Oops - I've been late with my posts a lot lately - sorry! I will try to get back on task! Readings for 19th Sunday after Pentecost, 10/14/12: Job 23:1-9, 16-17, Psalm 22:1-15, Hebrews 4:12-16, Mark 10:17-31 Job 23:1-9, 16-17: "Oh that I knew where I might find him, that I might even come to his dwelling." Where do you look for God? Where do you seek out God and how, when you want to give God a piece of your mind?  "Would he contend with me in the greatness of his power? No; but he would give heed to me." I am always surprised by how many people feel like they can't be honest with God and bring their real emotions to God. I remember the manual for chaplaincy at the hospital in my first appointment, which encouraged clergy, "don't try to defend God. She can defend herself." I remembered being dazzled by feminine God imagery in a small town, and totally on board with the advice. God is God. God can take our anger and questioning. I suspect

Sermon for World Communion Sunday, "Room at the Table: The Table Is Set," 1 Corinthians 11:17-26

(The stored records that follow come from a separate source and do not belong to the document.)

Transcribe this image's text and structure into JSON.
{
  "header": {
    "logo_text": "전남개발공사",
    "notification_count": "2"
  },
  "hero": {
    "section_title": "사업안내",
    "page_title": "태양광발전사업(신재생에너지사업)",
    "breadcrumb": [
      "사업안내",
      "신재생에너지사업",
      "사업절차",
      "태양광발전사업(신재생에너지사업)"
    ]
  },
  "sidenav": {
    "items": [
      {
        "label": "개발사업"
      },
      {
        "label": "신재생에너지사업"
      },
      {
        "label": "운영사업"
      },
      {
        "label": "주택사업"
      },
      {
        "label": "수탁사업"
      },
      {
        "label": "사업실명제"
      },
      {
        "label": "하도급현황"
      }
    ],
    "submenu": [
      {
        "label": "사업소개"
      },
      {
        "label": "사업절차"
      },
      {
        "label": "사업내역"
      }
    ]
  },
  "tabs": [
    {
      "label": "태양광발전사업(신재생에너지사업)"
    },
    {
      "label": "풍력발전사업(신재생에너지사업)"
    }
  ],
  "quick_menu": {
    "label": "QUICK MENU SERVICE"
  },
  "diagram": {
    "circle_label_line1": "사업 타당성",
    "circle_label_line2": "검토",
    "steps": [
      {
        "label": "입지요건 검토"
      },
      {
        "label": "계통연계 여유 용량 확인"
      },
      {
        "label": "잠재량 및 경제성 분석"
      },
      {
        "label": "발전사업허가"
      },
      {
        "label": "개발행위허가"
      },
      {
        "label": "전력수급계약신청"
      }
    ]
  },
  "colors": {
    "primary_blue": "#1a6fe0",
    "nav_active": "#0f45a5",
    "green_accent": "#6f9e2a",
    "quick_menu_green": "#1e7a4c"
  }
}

Sermon 10/7/12 1 Corinthians 11:17-26, (1 Corinthians 12:12-27) Room at the Table: The Table Is Set             Since the beginning of September, we’ve been exploring this theme of Room at the Table. We’ve heard about the feeding of the 5000, and manna from heaven, the parable of the great banquet, and about Peter’s vision of food declared clean by God. And through our music and liturgy and visuals and anthems we’ve been hearing about God’s table. I’ve had some of you mention that you felt like we should be celebrating Holy Communion – that’s what everything has been pointing to. And I hope that you feel that way, that today, you find yourself ready, longing to celebrate this Holy Meal, like everything has been pointing us in this direction. If you had a chance to read my article in our newsletter this month, you read some of my personal reflections about Holy Communion, like about how my grandmother’s homemade bread was the communion bread at my childhood church, and how I

Lectionary Notes for Nineteenth Sunday after Pentecost, Year B

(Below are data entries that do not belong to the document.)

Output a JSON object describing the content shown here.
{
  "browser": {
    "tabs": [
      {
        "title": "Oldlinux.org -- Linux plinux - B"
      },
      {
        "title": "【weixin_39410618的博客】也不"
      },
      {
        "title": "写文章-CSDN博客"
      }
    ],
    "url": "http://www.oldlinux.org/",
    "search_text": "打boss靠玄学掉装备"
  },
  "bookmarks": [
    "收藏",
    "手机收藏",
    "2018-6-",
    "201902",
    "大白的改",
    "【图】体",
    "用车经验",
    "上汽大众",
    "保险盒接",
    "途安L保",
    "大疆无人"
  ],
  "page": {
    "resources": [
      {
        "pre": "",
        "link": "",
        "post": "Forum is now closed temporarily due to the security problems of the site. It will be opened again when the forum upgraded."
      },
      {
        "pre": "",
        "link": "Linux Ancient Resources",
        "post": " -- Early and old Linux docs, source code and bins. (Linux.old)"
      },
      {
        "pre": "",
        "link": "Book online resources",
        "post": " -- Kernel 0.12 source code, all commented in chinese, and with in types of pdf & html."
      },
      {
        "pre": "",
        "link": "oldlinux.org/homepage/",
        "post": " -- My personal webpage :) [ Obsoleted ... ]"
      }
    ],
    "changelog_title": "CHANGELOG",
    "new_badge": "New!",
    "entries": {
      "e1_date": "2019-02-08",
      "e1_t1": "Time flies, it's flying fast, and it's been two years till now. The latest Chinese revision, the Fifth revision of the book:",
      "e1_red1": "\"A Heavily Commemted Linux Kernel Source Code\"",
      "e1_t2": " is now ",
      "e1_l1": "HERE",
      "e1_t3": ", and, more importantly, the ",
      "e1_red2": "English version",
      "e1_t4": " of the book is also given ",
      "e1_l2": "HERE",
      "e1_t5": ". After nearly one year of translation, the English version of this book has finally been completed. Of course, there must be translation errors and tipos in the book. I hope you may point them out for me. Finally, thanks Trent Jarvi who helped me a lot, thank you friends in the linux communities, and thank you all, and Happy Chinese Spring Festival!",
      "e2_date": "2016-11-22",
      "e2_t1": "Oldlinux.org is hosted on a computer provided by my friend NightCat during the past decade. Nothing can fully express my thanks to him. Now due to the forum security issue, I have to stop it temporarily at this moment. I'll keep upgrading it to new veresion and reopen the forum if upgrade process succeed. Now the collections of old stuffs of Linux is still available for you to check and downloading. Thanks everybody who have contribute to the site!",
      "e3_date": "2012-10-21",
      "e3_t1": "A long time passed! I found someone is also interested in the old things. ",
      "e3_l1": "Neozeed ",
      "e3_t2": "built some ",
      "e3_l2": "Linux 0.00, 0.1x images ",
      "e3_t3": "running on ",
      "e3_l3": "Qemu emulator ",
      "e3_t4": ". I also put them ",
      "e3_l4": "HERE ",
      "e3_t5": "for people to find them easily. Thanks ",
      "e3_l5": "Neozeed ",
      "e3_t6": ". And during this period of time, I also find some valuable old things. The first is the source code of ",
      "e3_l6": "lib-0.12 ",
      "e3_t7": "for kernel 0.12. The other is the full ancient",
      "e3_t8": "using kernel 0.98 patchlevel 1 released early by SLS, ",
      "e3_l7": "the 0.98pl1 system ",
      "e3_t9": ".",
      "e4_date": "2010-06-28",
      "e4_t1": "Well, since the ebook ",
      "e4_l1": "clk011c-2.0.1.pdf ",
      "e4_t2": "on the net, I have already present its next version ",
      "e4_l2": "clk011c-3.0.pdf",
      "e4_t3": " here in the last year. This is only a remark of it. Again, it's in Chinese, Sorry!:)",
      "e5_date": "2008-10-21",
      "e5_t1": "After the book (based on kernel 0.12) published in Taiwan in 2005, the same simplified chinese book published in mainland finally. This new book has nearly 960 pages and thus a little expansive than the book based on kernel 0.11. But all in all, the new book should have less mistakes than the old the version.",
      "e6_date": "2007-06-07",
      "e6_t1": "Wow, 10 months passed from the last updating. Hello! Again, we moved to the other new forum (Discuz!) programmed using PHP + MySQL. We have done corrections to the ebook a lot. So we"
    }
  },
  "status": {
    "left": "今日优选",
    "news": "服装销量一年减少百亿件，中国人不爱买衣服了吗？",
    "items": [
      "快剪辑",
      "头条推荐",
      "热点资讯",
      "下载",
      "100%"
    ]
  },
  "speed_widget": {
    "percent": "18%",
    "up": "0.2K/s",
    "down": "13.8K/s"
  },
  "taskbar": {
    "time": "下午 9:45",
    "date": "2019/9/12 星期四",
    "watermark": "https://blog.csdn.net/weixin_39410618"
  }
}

Readings for 19th Sunday after Pentecost, 10/7/12: Job 1:1, 2:1-10, Psalm 26, Hebrews 1:1-4, 2:5-12, Mark 10:2-16 Job 1:1, 2:1-10: Satan, in the book of Job, isn't a creature of hell, but part of the heavenly council, actually "the devil's advocate" in a way. How does this differ from our typical conception of Satan? "He will curse you to your face." Satan is trying to figure out what will push Job to curse God. What would make you curse God? How mad have you ever gotten at God? "In all this Job did not sin with his lips." Of course, we're only on chapter two. But, still, sometimes people can handle a remarkable amount of pain and still remain hopeful. Can you? How do you think people do this?   Psalm 26: "I have trusted in the Lord without wavering . . . test my heart and mind." Are you bold enough in your faith to ask God to test your heart in mind? Ties in well with our Job passage. "I walk in my integrity; redeem

Sermon for September 30th, 2012, "Room at the Table: Guess Who's Coming to Dinner?" Acts 11:1-18

Sermon 9/30/12 Acts 11:1-18 Room at the Table: Guess Who’s Coming to Dinner?             My older brother Jim is six years older than me, and when I was little, I idolized him, and wanted to be around him constantly. I wanted to dress like him, play with the toys he played with, and do what he did. But naturally, a 12 year old boy does not always want his 6 year old sister following him around everywhere, and sometimes there would be a bit of conflict between me and Jim. Sometimes, I might do something, like follow Jim around when I was instructed to leave him alone for a while, that would result in Jim taking the dreaded action: he would tell on me. “I’m telling!” Powerful words between siblings, aren’t they? Apparently, I started trying my own version of a preemptive strike, by running to my parents and saying, “Jim is gonna tell on me!” I guess I figured Jim would get in trouble if I could somehow tell on him first. But I couldn’t foresee the logical conclusion of my a